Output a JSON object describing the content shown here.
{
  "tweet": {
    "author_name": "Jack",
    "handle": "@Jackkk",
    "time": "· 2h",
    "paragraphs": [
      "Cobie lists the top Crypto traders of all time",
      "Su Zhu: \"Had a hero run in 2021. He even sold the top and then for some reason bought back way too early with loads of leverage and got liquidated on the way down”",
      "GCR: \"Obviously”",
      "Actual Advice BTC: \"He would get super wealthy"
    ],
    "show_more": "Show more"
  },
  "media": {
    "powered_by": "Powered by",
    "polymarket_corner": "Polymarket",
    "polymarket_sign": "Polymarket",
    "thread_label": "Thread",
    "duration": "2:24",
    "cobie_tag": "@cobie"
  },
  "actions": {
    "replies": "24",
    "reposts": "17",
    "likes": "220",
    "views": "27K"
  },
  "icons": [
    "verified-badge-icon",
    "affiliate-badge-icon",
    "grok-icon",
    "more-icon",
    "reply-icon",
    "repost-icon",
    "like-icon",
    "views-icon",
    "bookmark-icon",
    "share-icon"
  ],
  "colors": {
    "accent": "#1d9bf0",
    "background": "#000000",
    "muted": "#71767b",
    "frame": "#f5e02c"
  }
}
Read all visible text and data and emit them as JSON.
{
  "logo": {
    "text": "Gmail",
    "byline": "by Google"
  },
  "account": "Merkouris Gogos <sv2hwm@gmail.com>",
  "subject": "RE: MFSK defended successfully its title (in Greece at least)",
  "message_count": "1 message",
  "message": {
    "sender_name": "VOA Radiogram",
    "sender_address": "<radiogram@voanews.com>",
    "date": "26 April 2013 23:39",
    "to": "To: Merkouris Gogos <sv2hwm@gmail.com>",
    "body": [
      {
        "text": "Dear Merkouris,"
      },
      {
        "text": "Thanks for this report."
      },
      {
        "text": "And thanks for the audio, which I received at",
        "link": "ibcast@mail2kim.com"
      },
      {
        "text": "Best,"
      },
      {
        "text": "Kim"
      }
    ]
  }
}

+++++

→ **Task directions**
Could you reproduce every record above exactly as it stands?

→ **Task result**
Output a JSON object describing the content shown here.
{
  "tweet": {
    "author_name": "Jack",
    "handle": "@Jackkk",
    "time": "· 2h",
    "paragraphs": [
      "Cobie lists the top Crypto traders of all time",
      "Su Zhu: \"Had a hero run in 2021. He even sold the top and then for some reason bought back way too early with loads of leverage and got liquidated on the way down”",
      "GCR: \"Obviously”",
      "Actual Advice BTC: \"He would get super wealthy"
    ],
    "show_more": "Show more"
  },
  "media": {
    "powered_by": "Powered by",
    "polymarket_corner": "Polymarket",
    "polymarket_sign": "Polymarket",
    "thread_label": "Thread",
    "duration": "2:24",
    "cobie_tag": "@cobie"
  },
  "actions": {
    "replies": "24",
    "reposts": "17",
    "likes": "220",
    "views": "27K"
  },
  "icons": [
    "verified-badge-icon",
    "affiliate-badge-icon",
    "grok-icon",
    "more-icon",
    "reply-icon",
    "repost-icon",
    "like-icon",
    "views-icon",
    "bookmark-icon",
    "share-icon"
  ],
  "colors": {
    "accent": "#1d9bf0",
    "background": "#000000",
    "muted": "#71767b",
    "frame": "#f5e02c"
  }
}
Read all visible text and data and emit them as JSON.
{
  "logo": {
    "text": "Gmail",
    "byline": "by Google"
  },
  "account": "Merkouris Gogos <sv2hwm@gmail.com>",
  "subject": "RE: MFSK defended successfully its title (in Greece at least)",
  "message_count": "1 message",
  "message": {
    "sender_name": "VOA Radiogram",
    "sender_address": "<radiogram@voanews.com>",
    "date": "26 April 2013 23:39",
    "to": "To: Merkouris Gogos <sv2hwm@gmail.com>",
    "body": [
      {
        "text": "Dear Merkouris,"
      },
      {
        "text": "Thanks for this report."
      },
      {
        "text": "And thanks for the audio, which I received at",
        "link": "ibcast@mail2kim.com"
      },
      {
        "text": "Best,"
      },
      {
        "text": "Kim"
      }
    ]
  }
}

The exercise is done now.